and with this in view, after He had offered one Sacrifice for sins for ever,
sat down at the right hand of God,
'From henceforth expecting till His enemies be made His footstool'
(Heb. 10:13).
When, at length, He comes the second time, armies follow Him, and out of His
mouth goes a 'sharp sword' for 'in righteousness He doth judge and make war'
(Rev. 19:11 -16).
The conflict of the ages nears its conclusion when there will be 'war
in heaven' (Rev. 12:7) followed as a consequence by Armageddon (Rev. 16:16).
A final desperate but abortive attempt follows the release of Satan 'for a
little season' (Rev. 20:7 -9).  With these key passages in mind, the
prevalence of war throughout the history of man takes on a different
complexion.  The massacre of the innocents (Matt. 2), the attempt on the life
of the Lord on the lake (Matt. 8:23 -27), the agony in the Garden (Matt. 26),
the crucifixion and burial, are all part of the Devil's campaign.  We
therefore ask the reader to consider some passages of the Scriptures that
throw light upon the warfare that must accompany the proclamation of saving
grace, and some of the teaching relative to armour and conduct that will
enable us to 'stand in the evil day'.
We first of all direct the reader's attention to the closing portions
of the epistle to the Ephesians, introduced by the word 'Finally' (Eph.
6:10).  At length this wondrous epistle nears its close.  In height, depth,
length and breadth it stands without a peer in the whole range of inspired

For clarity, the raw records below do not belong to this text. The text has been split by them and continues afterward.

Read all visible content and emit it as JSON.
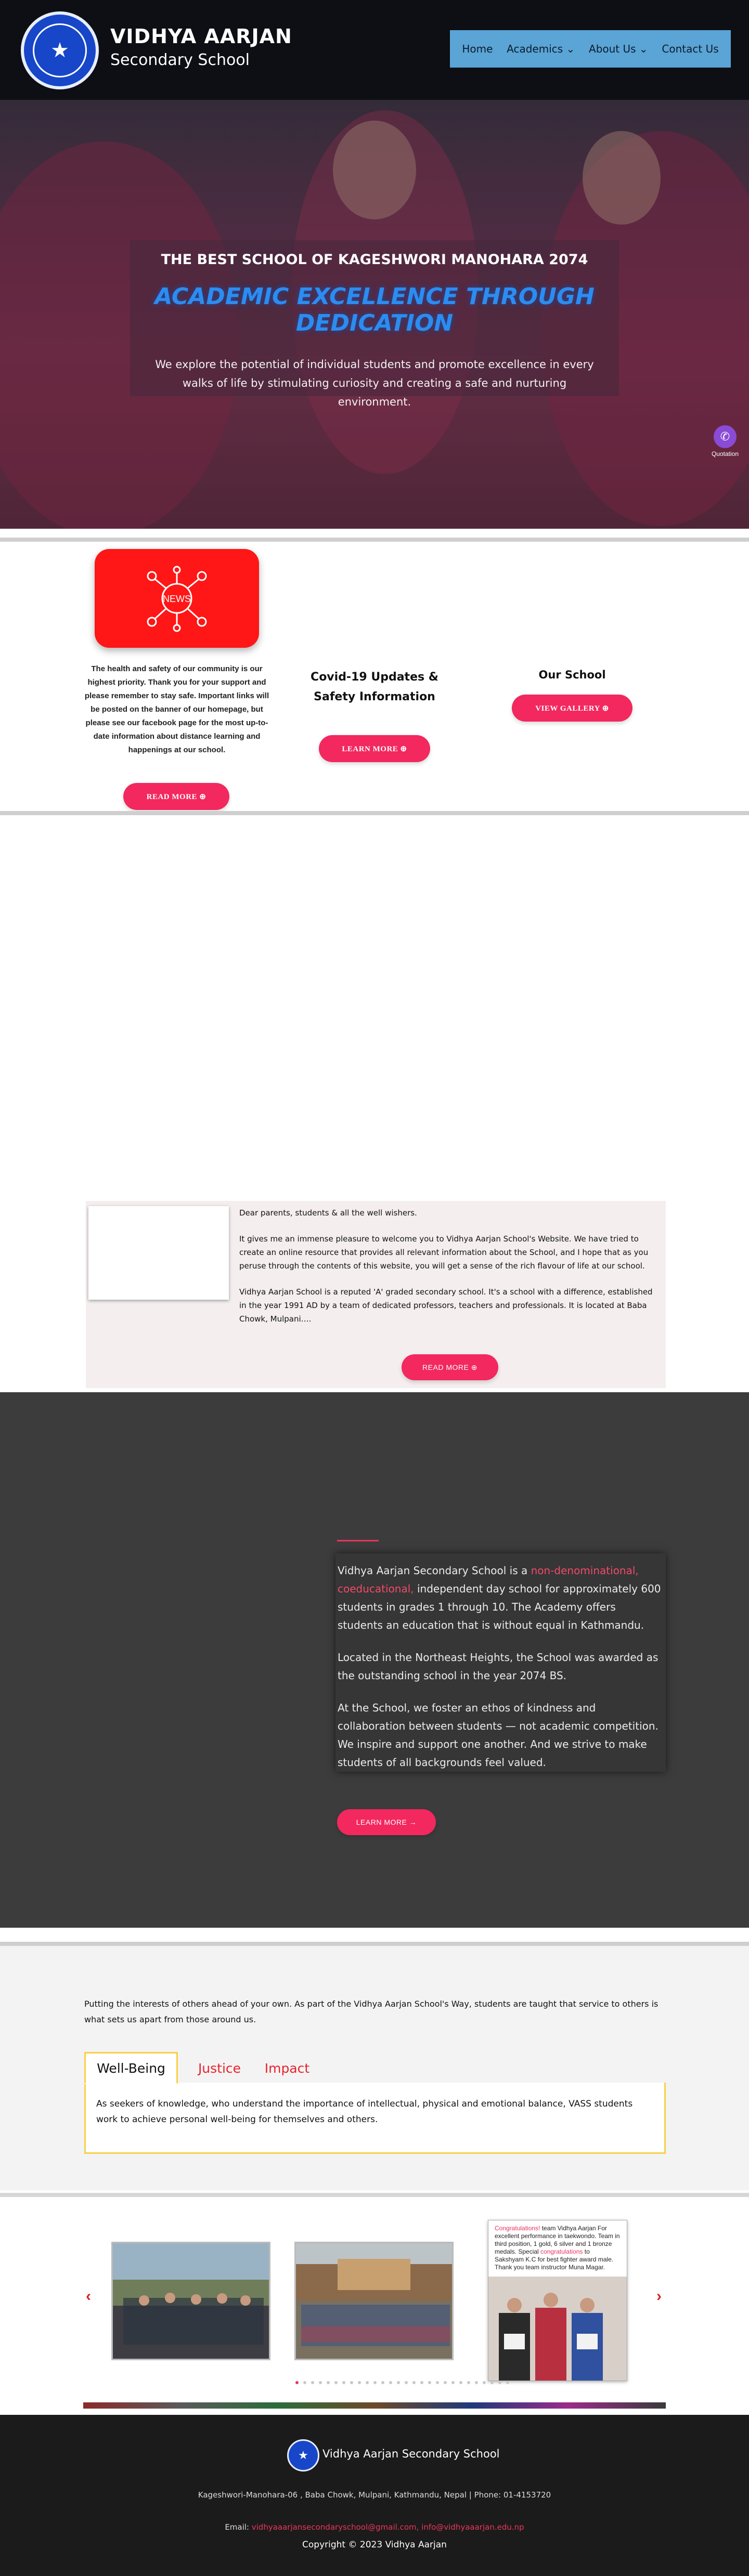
{
  "header": {
    "name_line1": "VIDHYA AARJAN",
    "name_line2": "Secondary School",
    "nav": [
      {
        "label": "Home"
      },
      {
        "label": "Academics ⌄"
      },
      {
        "label": "About Us ⌄"
      },
      {
        "label": "Contact Us"
      }
    ]
  },
  "hero": {
    "kicker": "THE BEST SCHOOL OF KAGESHWORI MANOHARA 2074",
    "title": "ACADEMIC EXCELLENCE THROUGH DEDICATION",
    "text": "We explore the potential of individual students and promote excellence in every walks of life by stimulating curiosity and creating a safe and nurturing environment.",
    "quotation_label": "Quotation"
  },
  "features": {
    "news_card_label": "NEWS",
    "news_text": "The health and safety of our community is our highest priority. Thank you for your support and please remember to stay safe. Important links will be posted on the banner of our homepage, but please see our facebook page for the most up-to-date information about distance learning and happenings at our school.",
    "news_button": "READ MORE ⊕",
    "covid_title": "Covid-19 Updates & Safety Information",
    "covid_button": "LEARN MORE ⊕",
    "school_title": "Our School",
    "school_button": "VIEW GALLERY ⊕"
  },
  "welcome": {
    "p1": "Dear parents, students & all the well wishers.",
    "p2": "It gives me an immense pleasure to welcome you to Vidhya Aarjan School's Website. We have tried to create an online resource that provides all relevant information about the School, and I hope that as you peruse through the contents of this website, you will get a sense of the rich flavour of life at our school.",
    "p3": "Vidhya Aarjan School is a reputed 'A' graded secondary school. It's a school with a difference, established in the year 1991 AD by a team of dedicated professors, teachers and professionals. It is located at Baba Chowk, Mulpani….",
    "button": "READ MORE ⊕"
  },
  "about": {
    "p1_a": "Vidhya Aarjan Secondary School is a ",
    "p1_hl": "non-denominational, coeducational,",
    "p1_b": " independent day school for approximately 600 students in grades 1 through 10. The Academy offers students an education that is without equal in Kathmandu.",
    "p2": "Located in the Northeast Heights, the School was awarded as the outstanding school in the year 2074 BS.",
    "p3": "At the School, we foster an ethos of kindness and collaboration between students — not academic competition. We inspire and support one another. And we strive to make students of all backgrounds feel valued.",
    "button": "LEARN MORE →"
  },
  "values": {
    "intro": "Putting the interests of others ahead of your own. As part of the Vidhya Aarjan School's Way, students are taught that service to others is what sets us apart from those around us.",
    "tabs": [
      {
        "label": "Well-Being"
      },
      {
        "label": "Justice"
      },
      {
        "label": "Impact"
      }
    ],
    "panel": "As seekers of knowledge, who understand the importance of intellectual, physical and emotional balance, VASS students work to achieve personal well-being for themselves and others."
  },
  "carousel": {
    "prev": "‹",
    "next": "›",
    "post_hl1": "Congratulations!",
    "post_a": " team Vidhya Aarjan For excellent performance in taekwondo. Team in third position, 1 gold, 6 silver and 1 bronze medals. Special ",
    "post_hl2": "congratulations",
    "post_b": " to Sakshyam K.C for best fighter award male. Thank you team instructor Muna Magar."
  },
  "footer": {
    "name": "Vidhya Aarjan Secondary School",
    "address": "Kageshwori-Manohara-06 , Baba Chowk, Mulpani, Kathmandu, Nepal | Phone: 01-4153720",
    "email_label": "Email: ",
    "email": "vidhyaaarjansecondaryschool@gmail.com, info@vidhyaaarjan.edu.np",
    "copyright": "Copyright © 2023 Vidhya Aarjan"
  },
  "colors": {
    "accent": "#f2285f",
    "nav_bg": "#5aa4d6",
    "hero_title": "#2c8cf0",
    "tab_border": "#f7d148"
  }
}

Scripture.  Readers of An Alphabetical Analysis, must have sensed that our
conception of truth makes this epistle to us something akin to what the
epistle to the Galatians was to Luther.  It has given us a liberty beyond the
dreams of man.  It reveals a Christ raised far above all, Who fills all in
all, Who ascended and descended that He might fill all things, Whose love
surpasses knowledge, Whose riches are unsearchable.  It has given us a sacred
trust, a 'good deposit' to guard, a unity to keep.  It has brought its
blessedness into every department of life.  It takes us back before the
overthrow of the world, and on to the ages yet to come.  Its grace abounds.
What then shall constitute the 'Finally' of the apostle Paul?
He reminds us that we are not actually seated in the heavenlies, but
beset by foes who at present are still at large.  Though fellowcitizens of
the holiest of all, we are yet walking in the wilderness.  Though sealed unto
the day of redemption, we have to remember that we actually live in an evil
day.  Hence the apostle concluded his letter with an exhortation to be
strong, to put on the armour of God, to stand, to watch and to pray.  The
language of faith says, as we look at our inheritance in the heavenlies, 'Let
us go up at once, and possess it; for we are well able to overcome
it' (Num. 13:30).  Caleb, who said these words, tasted something of the
strength that Paul refers to here, and knew something of the need for the
armour and the sword: